Murky Waters: Writing about Family and Place
How should one approach the delicate and difficult matter of writing about those closest to you, the places closest to you? And how can we give ourselves permission to tell those stories, and perhaps more importantly, extricate ourselves enough so that we can see clearly enough to tell those stories with clarity, empathy, and culpability? We will walk through this process to give you the distance and curiosity you need to investigate the story of your family and/or where you’re from in a way that produces writing that is honest and fictive. In this generative workshop, we will respond to published stories and novel excerpts, look into our own histories, and use place and where we come from to prompt our writing.

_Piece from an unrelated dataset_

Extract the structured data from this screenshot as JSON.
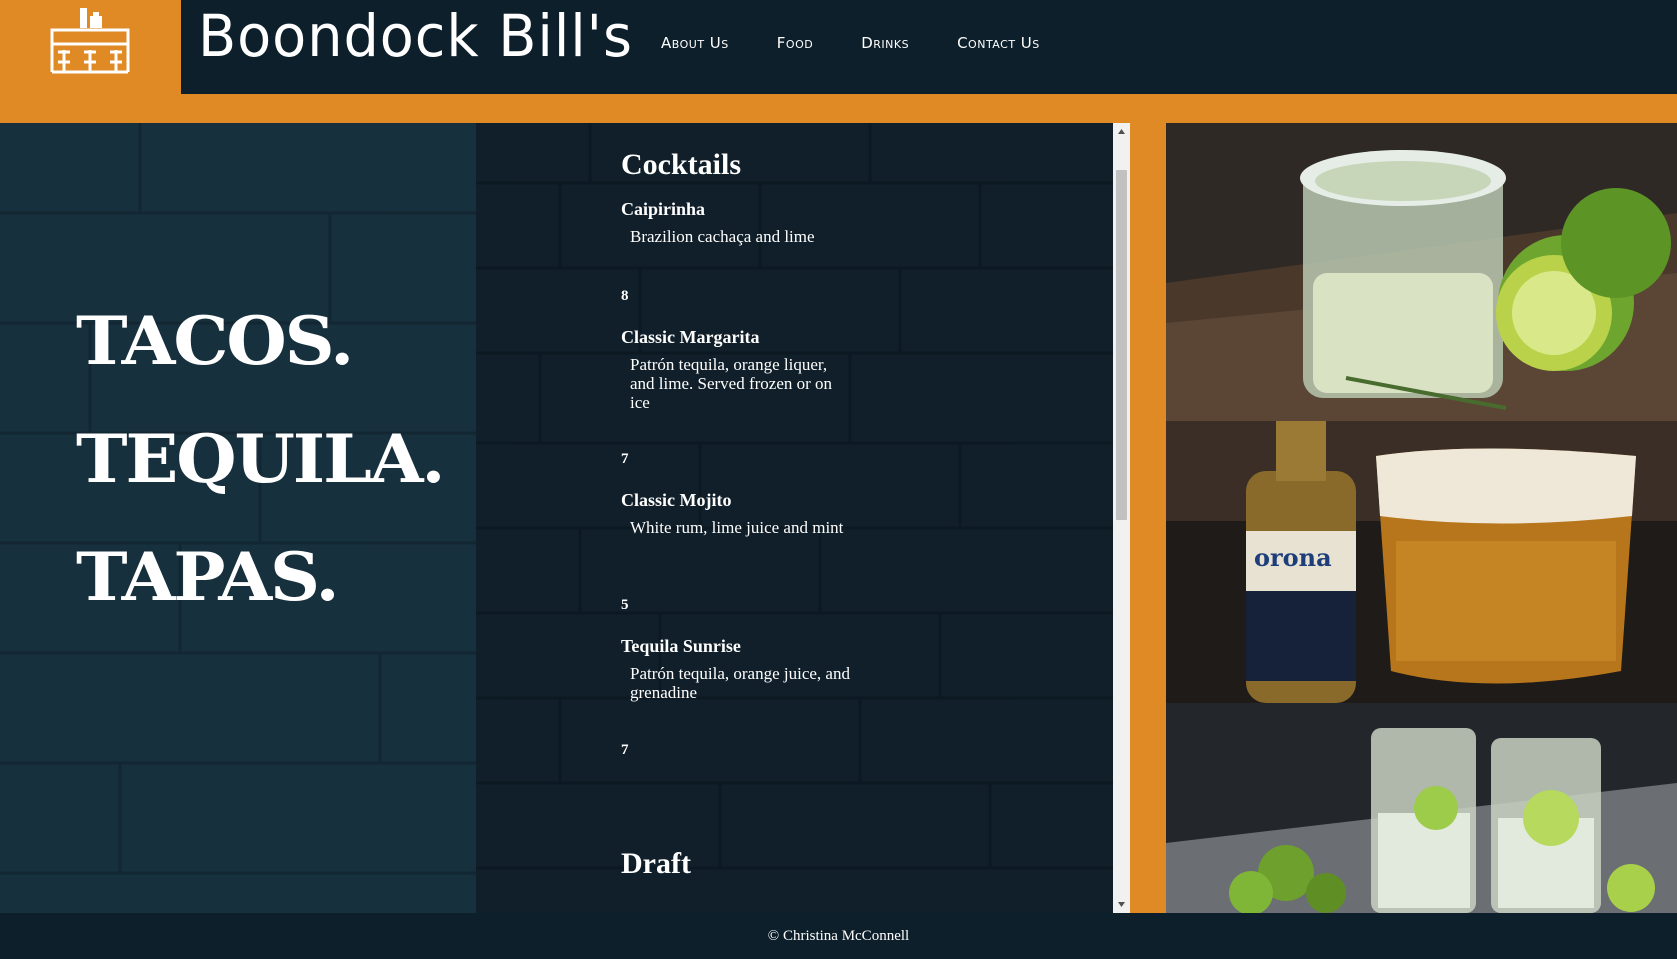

Nina McConigley is the author of the story collection Cowboys and East Indians, which won the 2014 PEN Open Book Award and a High Plains Book Award. She was born in Singapore and grew up in Wyoming. Nina holds an MFA from the University of Houston and an MA from the University of Wyoming. She has been a fellow at the Bread Loaf Writers’ Conference and held scholarships to the Sewanee Writers’ Conference, and nominated for a Pushcart Prize and for The Best New American Voices. Her work has appeared in The New York Times, Orion, Salon, Virginia Quarterly Review, American Short Fiction, and The Asian American Literary Review among others. She lives in Laramie, Wyoming and teaches at the University of Wyoming and at the MFA program at the Warren Wilson Program for Writers.